=== PROMPT ===
Where does the word "performance" appear in the data? Copy every line that holds it.

RAW DATA START

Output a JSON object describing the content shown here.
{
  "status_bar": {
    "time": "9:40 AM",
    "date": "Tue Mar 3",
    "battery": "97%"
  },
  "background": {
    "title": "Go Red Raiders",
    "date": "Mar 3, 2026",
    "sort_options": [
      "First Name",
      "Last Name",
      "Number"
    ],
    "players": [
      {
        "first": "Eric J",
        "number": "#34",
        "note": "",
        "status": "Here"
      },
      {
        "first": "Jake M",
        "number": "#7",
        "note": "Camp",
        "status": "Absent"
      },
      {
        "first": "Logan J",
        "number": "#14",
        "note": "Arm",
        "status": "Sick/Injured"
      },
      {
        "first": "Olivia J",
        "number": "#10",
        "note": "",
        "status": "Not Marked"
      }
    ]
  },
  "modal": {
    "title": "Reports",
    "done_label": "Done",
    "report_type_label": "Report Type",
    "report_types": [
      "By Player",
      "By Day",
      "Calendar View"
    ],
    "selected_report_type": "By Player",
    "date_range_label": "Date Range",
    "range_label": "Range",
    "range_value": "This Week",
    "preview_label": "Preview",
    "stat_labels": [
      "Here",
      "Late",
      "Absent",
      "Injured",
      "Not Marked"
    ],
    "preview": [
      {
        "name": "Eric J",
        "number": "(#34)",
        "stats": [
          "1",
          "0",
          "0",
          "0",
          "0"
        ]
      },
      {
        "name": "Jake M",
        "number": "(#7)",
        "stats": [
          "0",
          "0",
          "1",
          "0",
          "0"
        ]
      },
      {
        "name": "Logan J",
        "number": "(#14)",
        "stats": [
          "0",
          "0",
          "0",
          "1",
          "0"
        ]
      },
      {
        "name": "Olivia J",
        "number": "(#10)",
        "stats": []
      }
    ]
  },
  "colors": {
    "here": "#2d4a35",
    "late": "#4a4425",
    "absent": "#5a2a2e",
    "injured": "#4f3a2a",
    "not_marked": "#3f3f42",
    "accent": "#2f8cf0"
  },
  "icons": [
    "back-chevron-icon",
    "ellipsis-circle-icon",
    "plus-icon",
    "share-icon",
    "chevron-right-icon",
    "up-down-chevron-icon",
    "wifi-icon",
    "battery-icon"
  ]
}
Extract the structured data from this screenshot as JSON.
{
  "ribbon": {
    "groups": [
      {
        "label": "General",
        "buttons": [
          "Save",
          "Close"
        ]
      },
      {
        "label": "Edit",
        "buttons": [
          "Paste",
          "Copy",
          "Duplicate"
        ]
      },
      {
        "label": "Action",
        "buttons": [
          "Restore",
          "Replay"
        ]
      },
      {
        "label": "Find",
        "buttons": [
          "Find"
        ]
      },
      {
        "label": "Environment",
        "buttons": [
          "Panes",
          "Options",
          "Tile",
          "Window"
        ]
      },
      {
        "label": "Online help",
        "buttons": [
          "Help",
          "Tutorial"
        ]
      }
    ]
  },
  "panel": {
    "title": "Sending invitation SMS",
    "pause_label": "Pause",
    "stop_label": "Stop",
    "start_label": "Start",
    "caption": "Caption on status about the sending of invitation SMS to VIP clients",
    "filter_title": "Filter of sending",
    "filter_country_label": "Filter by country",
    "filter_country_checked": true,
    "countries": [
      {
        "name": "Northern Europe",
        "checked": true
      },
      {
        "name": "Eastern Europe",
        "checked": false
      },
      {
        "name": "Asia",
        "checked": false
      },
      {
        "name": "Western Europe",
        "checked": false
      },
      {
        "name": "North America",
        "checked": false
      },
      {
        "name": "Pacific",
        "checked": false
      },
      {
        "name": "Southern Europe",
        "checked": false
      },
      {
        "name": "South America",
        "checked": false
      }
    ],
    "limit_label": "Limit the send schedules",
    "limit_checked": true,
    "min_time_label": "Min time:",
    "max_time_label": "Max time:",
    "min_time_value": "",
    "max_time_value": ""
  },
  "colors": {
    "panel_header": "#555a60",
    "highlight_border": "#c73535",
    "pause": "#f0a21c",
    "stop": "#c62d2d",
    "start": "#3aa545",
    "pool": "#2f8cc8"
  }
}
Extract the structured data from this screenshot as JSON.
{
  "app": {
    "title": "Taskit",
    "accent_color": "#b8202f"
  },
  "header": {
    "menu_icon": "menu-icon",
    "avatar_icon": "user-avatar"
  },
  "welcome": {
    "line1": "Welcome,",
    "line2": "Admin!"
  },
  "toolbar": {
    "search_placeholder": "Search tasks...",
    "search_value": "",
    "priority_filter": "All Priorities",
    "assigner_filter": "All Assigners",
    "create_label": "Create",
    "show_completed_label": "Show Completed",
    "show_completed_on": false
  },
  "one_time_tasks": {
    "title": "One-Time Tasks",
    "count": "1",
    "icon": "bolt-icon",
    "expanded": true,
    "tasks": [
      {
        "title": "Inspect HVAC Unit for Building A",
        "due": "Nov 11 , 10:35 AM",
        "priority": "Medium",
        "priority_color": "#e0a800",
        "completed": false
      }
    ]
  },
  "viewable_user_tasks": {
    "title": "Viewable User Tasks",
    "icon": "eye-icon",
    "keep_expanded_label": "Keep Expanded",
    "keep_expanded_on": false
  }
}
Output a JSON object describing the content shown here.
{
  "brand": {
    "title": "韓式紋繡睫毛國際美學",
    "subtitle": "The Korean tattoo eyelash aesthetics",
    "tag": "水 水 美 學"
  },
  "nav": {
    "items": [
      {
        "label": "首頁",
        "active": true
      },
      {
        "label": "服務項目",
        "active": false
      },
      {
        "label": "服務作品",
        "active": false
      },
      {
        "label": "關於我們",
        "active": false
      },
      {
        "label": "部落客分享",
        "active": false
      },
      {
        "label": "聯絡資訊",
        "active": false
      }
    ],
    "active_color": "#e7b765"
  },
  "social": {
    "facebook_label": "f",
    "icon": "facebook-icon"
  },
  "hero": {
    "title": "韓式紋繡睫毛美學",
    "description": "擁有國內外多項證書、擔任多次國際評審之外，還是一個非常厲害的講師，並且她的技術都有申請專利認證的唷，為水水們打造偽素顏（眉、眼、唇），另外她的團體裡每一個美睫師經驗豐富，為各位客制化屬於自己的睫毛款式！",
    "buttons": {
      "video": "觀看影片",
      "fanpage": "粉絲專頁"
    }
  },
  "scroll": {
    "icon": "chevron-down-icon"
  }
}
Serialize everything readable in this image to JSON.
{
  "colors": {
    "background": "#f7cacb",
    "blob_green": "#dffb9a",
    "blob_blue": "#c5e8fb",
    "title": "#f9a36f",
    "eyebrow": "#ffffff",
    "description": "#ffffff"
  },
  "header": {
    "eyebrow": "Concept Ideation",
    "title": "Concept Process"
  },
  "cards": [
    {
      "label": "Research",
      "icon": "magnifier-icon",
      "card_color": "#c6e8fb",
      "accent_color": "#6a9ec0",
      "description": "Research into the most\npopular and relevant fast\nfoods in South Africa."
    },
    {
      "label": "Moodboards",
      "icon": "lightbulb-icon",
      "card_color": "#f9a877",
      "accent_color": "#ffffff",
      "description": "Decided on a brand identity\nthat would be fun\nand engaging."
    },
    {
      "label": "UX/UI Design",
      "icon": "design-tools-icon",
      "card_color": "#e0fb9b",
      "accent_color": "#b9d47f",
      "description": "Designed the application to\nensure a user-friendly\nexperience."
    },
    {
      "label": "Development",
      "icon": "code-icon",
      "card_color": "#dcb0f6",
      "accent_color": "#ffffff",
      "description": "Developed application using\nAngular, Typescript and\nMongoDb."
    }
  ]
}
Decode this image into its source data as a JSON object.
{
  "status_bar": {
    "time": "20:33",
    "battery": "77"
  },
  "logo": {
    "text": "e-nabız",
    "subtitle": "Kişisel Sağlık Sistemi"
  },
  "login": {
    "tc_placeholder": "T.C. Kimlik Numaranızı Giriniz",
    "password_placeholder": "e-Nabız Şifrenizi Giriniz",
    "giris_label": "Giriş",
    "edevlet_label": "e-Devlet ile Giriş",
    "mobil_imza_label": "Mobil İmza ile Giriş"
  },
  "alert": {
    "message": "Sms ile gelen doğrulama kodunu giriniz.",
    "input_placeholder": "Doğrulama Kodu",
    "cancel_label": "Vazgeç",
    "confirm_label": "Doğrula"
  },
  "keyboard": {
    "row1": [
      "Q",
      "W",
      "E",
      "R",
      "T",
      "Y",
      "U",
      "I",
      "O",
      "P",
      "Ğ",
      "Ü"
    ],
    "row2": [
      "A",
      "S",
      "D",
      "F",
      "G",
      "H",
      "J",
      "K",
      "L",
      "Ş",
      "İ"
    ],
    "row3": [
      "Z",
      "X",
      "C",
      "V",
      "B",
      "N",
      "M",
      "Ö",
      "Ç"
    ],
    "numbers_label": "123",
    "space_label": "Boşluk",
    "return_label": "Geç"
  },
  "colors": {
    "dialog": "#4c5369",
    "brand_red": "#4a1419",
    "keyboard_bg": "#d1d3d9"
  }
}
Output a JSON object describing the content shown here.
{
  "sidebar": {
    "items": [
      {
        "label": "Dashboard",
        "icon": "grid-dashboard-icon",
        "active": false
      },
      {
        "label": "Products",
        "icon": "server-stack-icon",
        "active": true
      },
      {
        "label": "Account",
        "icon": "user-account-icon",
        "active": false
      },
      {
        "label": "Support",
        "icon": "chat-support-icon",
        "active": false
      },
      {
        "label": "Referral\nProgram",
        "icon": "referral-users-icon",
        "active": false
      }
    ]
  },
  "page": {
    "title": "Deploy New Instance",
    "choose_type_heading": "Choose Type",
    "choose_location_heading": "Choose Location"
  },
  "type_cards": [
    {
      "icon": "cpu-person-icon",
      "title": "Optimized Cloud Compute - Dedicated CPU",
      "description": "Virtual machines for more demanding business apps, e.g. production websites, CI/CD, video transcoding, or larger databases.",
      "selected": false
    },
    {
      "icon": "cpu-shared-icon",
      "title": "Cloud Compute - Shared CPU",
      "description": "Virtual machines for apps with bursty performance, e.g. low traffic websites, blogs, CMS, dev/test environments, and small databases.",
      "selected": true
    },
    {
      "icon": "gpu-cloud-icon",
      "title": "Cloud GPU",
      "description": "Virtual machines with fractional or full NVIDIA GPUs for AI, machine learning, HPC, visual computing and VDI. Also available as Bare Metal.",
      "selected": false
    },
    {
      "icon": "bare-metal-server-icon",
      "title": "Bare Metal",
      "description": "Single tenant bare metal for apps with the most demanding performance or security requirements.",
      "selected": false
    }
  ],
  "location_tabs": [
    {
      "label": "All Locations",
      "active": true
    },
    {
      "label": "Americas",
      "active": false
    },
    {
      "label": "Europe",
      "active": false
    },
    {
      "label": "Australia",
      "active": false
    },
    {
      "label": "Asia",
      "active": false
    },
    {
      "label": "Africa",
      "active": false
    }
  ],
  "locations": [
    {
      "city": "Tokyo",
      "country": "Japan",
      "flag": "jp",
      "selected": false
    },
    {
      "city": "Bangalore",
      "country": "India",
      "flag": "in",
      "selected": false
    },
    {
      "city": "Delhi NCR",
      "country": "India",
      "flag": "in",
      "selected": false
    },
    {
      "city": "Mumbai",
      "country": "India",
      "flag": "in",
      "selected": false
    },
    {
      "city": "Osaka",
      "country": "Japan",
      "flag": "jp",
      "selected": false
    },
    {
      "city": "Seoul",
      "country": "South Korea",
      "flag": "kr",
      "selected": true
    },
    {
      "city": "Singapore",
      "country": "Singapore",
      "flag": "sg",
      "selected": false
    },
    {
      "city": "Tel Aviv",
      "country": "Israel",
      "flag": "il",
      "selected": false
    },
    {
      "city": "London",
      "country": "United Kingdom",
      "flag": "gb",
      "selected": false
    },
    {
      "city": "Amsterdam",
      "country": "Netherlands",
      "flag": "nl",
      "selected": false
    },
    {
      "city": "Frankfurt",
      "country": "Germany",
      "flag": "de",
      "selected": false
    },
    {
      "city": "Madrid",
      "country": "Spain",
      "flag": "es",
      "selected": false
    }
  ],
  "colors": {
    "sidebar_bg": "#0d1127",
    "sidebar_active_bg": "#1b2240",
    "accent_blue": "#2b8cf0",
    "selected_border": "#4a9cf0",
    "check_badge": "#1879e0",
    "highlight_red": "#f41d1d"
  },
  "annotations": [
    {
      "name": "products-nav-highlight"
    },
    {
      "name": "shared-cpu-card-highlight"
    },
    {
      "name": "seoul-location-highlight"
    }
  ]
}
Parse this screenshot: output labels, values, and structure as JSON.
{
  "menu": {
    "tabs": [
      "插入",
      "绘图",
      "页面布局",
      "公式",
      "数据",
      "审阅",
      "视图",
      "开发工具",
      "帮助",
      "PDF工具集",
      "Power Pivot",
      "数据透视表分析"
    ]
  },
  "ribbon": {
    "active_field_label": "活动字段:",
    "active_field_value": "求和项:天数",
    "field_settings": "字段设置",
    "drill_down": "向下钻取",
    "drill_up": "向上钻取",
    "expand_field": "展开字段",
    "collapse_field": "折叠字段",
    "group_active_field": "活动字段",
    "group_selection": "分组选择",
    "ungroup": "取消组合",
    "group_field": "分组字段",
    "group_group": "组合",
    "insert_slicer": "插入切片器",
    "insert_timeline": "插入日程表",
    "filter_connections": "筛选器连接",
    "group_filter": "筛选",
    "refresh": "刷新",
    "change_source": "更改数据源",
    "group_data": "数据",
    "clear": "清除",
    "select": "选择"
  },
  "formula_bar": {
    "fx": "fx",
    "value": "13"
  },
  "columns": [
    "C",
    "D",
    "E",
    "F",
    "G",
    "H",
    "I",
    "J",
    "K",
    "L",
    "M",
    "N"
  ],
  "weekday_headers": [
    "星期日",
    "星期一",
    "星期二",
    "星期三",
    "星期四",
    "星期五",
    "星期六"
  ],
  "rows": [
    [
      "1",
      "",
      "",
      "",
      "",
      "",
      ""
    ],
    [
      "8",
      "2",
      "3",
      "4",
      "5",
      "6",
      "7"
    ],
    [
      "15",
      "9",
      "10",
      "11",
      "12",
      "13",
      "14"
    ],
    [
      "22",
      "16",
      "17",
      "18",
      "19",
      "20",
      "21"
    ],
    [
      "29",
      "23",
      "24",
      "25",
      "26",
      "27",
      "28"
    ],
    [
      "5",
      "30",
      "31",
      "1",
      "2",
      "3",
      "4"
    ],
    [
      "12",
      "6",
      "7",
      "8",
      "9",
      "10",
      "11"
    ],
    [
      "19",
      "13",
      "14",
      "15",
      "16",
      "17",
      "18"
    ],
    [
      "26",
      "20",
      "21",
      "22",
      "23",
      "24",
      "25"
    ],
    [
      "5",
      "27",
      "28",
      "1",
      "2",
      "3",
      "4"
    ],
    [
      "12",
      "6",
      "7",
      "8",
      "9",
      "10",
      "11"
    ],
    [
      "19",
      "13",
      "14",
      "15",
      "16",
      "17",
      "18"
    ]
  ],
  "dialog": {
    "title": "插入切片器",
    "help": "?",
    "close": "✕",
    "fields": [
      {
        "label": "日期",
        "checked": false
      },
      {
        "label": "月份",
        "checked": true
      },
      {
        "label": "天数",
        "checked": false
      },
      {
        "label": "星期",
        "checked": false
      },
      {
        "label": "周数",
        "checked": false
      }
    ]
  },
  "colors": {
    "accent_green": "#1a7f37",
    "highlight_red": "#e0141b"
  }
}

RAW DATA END

=== YOUR RESPONSE ===
      "description": "Virtual machines for apps with bursty performance, e.g. low traffic websites, blogs, CMS, dev/test environments, and small databases.",
      "description": "Single tenant bare metal for apps with the most demanding performance or security requirements.",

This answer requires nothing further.